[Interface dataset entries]
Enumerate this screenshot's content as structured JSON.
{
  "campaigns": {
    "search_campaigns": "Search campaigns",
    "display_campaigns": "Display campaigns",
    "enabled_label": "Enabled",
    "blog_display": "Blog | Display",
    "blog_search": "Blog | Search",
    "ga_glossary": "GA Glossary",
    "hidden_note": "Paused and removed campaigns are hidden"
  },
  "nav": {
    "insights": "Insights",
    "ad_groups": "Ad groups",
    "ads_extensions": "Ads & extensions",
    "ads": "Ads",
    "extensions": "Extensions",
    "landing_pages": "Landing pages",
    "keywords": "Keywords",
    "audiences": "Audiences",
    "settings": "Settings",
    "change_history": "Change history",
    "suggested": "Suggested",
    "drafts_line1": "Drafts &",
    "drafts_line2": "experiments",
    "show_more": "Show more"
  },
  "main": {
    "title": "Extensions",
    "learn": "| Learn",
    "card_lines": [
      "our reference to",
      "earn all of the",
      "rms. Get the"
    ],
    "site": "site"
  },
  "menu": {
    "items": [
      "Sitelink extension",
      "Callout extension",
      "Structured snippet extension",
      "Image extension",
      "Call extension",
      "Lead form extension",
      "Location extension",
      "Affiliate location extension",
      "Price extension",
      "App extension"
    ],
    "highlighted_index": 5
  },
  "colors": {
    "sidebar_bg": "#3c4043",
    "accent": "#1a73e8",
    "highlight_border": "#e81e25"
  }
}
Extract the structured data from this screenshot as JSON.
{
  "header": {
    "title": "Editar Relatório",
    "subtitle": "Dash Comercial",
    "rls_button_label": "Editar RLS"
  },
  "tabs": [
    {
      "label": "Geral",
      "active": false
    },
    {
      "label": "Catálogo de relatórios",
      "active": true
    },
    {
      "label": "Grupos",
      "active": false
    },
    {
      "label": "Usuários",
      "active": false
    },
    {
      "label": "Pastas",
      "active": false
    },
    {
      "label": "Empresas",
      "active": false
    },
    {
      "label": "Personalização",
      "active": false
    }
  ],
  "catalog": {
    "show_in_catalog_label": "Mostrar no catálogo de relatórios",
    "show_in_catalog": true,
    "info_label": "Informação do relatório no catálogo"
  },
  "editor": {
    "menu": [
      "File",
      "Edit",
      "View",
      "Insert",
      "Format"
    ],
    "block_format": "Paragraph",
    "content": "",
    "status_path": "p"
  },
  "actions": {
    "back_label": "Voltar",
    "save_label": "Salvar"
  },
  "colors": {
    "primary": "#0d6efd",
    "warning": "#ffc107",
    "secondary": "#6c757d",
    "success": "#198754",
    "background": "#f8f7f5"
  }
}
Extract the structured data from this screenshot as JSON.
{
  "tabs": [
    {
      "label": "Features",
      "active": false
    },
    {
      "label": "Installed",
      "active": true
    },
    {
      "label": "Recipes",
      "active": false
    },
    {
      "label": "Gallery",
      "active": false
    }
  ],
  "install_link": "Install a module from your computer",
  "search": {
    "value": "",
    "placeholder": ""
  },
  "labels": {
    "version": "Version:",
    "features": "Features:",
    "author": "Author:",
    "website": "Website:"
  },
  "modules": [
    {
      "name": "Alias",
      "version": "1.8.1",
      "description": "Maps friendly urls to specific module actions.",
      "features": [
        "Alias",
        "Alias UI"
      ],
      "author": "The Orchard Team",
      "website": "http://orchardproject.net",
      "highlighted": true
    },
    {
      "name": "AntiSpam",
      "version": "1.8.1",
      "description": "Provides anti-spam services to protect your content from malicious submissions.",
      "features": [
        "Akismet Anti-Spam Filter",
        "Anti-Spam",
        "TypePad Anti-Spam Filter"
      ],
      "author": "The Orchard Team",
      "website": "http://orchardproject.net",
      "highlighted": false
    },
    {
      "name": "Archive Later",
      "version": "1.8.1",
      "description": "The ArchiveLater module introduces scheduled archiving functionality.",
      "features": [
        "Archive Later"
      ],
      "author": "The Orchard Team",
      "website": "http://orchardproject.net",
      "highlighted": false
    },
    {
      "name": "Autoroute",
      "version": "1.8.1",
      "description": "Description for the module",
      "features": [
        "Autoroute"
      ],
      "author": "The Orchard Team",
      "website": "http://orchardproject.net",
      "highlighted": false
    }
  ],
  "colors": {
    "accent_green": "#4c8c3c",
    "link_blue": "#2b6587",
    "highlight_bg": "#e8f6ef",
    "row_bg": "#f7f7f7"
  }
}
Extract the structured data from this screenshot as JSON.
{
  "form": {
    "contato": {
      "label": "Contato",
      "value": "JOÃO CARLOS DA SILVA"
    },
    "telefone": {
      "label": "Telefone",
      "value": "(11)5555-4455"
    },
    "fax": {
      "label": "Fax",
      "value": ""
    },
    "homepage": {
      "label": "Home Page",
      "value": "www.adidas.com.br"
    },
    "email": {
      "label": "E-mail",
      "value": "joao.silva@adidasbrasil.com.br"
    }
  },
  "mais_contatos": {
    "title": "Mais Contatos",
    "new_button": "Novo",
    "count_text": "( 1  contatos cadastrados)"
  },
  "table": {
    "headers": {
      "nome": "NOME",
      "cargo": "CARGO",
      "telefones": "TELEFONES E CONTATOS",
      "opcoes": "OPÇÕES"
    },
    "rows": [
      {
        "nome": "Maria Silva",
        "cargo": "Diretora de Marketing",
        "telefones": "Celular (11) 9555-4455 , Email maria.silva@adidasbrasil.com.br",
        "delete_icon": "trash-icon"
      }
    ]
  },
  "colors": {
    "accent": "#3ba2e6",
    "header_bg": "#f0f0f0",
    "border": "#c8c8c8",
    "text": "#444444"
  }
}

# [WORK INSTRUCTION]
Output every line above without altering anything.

# [WRITTEN RESPONSE]
Enumerate this screenshot's content as structured JSON.
{
  "campaigns": {
    "search_campaigns": "Search campaigns",
    "display_campaigns": "Display campaigns",
    "enabled_label": "Enabled",
    "blog_display": "Blog | Display",
    "blog_search": "Blog | Search",
    "ga_glossary": "GA Glossary",
    "hidden_note": "Paused and removed campaigns are hidden"
  },
  "nav": {
    "insights": "Insights",
    "ad_groups": "Ad groups",
    "ads_extensions": "Ads & extensions",
    "ads": "Ads",
    "extensions": "Extensions",
    "landing_pages": "Landing pages",
    "keywords": "Keywords",
    "audiences": "Audiences",
    "settings": "Settings",
    "change_history": "Change history",
    "suggested": "Suggested",
    "drafts_line1": "Drafts &",
    "drafts_line2": "experiments",
    "show_more": "Show more"
  },
  "main": {
    "title": "Extensions",
    "learn": "| Learn",
    "card_lines": [
      "our reference to",
      "earn all of the",
      "rms. Get the"
    ],
    "site": "site"
  },
  "menu": {
    "items": [
      "Sitelink extension",
      "Callout extension",
      "Structured snippet extension",
      "Image extension",
      "Call extension",
      "Lead form extension",
      "Location extension",
      "Affiliate location extension",
      "Price extension",
      "App extension"
    ],
    "highlighted_index": 5
  },
  "colors": {
    "sidebar_bg": "#3c4043",
    "accent": "#1a73e8",
    "highlight_border": "#e81e25"
  }
}
Extract the structured data from this screenshot as JSON.
{
  "header": {
    "title": "Editar Relatório",
    "subtitle": "Dash Comercial",
    "rls_button_label": "Editar RLS"
  },
  "tabs": [
    {
      "label": "Geral",
      "active": false
    },
    {
      "label": "Catálogo de relatórios",
      "active": true
    },
    {
      "label": "Grupos",
      "active": false
    },
    {
      "label": "Usuários",
      "active": false
    },
    {
      "label": "Pastas",
      "active": false
    },
    {
      "label": "Empresas",
      "active": false
    },
    {
      "label": "Personalização",
      "active": false
    }
  ],
  "catalog": {
    "show_in_catalog_label": "Mostrar no catálogo de relatórios",
    "show_in_catalog": true,
    "info_label": "Informação do relatório no catálogo"
  },
  "editor": {
    "menu": [
      "File",
      "Edit",
      "View",
      "Insert",
      "Format"
    ],
    "block_format": "Paragraph",
    "content": "",
    "status_path": "p"
  },
  "actions": {
    "back_label": "Voltar",
    "save_label": "Salvar"
  },
  "colors": {
    "primary": "#0d6efd",
    "warning": "#ffc107",
    "secondary": "#6c757d",
    "success": "#198754",
    "background": "#f8f7f5"
  }
}
Extract the structured data from this screenshot as JSON.
{
  "tabs": [
    {
      "label": "Features",
      "active": false
    },
    {
      "label": "Installed",
      "active": true
    },
    {
      "label": "Recipes",
      "active": false
    },
    {
      "label": "Gallery",
      "active": false
    }
  ],
  "install_link": "Install a module from your computer",
  "search": {
    "value": "",
    "placeholder": ""
  },
  "labels": {
    "version": "Version:",
    "features": "Features:",
    "author": "Author:",
    "website": "Website:"
  },
  "modules": [
    {
      "name": "Alias",
      "version": "1.8.1",
      "description": "Maps friendly urls to specific module actions.",
      "features": [
        "Alias",
        "Alias UI"
      ],
      "author": "The Orchard Team",
      "website": "http://orchardproject.net",
      "highlighted": true
    },
    {
      "name": "AntiSpam",
      "version": "1.8.1",
      "description": "Provides anti-spam services to protect your content from malicious submissions.",
      "features": [
        "Akismet Anti-Spam Filter",
        "Anti-Spam",
        "TypePad Anti-Spam Filter"
      ],
      "author": "The Orchard Team",
      "website": "http://orchardproject.net",
      "highlighted": false
    },
    {
      "name": "Archive Later",
      "version": "1.8.1",
      "description": "The ArchiveLater module introduces scheduled archiving functionality.",
      "features": [
        "Archive Later"
      ],
      "author": "The Orchard Team",
      "website": "http://orchardproject.net",
      "highlighted": false
    },
    {
      "name": "Autoroute",
      "version": "1.8.1",
      "description": "Description for the module",
      "features": [
        "Autoroute"
      ],
      "author": "The Orchard Team",
      "website": "http://orchardproject.net",
      "highlighted": false
    }
  ],
  "colors": {
    "accent_green": "#4c8c3c",
    "link_blue": "#2b6587",
    "highlight_bg": "#e8f6ef",
    "row_bg": "#f7f7f7"
  }
}
Extract the structured data from this screenshot as JSON.
{
  "form": {
    "contato": {
      "label": "Contato",
      "value": "JOÃO CARLOS DA SILVA"
    },
    "telefone": {
      "label": "Telefone",
      "value": "(11)5555-4455"
    },
    "fax": {
      "label": "Fax",
      "value": ""
    },
    "homepage": {
      "label": "Home Page",
      "value": "www.adidas.com.br"
    },
    "email": {
      "label": "E-mail",
      "value": "joao.silva@adidasbrasil.com.br"
    }
  },
  "mais_contatos": {
    "title": "Mais Contatos",
    "new_button": "Novo",
    "count_text": "( 1  contatos cadastrados)"
  },
  "table": {
    "headers": {
      "nome": "NOME",
      "cargo": "CARGO",
      "telefones": "TELEFONES E CONTATOS",
      "opcoes": "OPÇÕES"
    },
    "rows": [
      {
        "nome": "Maria Silva",
        "cargo": "Diretora de Marketing",
        "telefones": "Celular (11) 9555-4455 , Email maria.silva@adidasbrasil.com.br",
        "delete_icon": "trash-icon"
      }
    ]
  },
  "colors": {
    "accent": "#3ba2e6",
    "header_bg": "#f0f0f0",
    "border": "#c8c8c8",
    "text": "#444444"
  }
}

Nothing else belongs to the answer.